mon06jan(jan 6)8:00 amfri31(jan 31)12:00 amJanuary is Alzheimer's Awareness Month8:00 am - 12:00 am (31) Event Organized By: K. Jobs

sun12jan(jan 12)2:00 pmsun22mar(mar 22)5:00 pmAnne Frank: A History for Today opening at Red Deer MAG2:00 pm - (march 22) 5:00 pm mst Red Deer Museum & Art Gallery Address: 4525 - 47A Avenue, Red Deer

thu23jan(jan 23)6:00 pmsat25(jan 25)11:00 pmRed Deer Justice Film Festival6:00 pm - 11:00 pm (25) welikoklad event centre, 4922 49 St, Red Deer, AB T4N 1V3

fri24jan1:30 pm3:00 pmMonthly Mindfulness Drop-InMonthly Mindfulness Drop-In1:30 pm - 3:00 pm

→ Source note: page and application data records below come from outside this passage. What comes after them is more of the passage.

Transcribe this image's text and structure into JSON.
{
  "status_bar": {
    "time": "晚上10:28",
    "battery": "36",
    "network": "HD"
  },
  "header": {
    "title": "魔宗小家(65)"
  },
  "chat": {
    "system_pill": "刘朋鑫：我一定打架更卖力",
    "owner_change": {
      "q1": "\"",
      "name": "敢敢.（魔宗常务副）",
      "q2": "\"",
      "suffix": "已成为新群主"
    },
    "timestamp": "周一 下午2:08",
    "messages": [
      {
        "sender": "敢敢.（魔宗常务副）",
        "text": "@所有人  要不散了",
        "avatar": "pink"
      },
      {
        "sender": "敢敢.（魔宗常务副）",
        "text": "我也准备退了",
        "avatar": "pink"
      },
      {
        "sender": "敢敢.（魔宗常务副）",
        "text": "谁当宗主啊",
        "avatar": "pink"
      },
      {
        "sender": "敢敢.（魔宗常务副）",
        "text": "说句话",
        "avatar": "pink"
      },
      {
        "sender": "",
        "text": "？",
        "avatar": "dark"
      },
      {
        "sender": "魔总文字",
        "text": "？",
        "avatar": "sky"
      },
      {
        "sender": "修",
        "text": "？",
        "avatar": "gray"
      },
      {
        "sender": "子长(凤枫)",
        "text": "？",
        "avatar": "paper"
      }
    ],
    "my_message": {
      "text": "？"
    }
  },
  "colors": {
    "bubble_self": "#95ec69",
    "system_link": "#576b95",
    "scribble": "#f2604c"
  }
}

mon27jan11:15 am1:15 pmLuncheon With Arlene Dickinson11:15 am - 1:15 pm Cambridge Hotel and Conference Centre, 3310 50 Avenue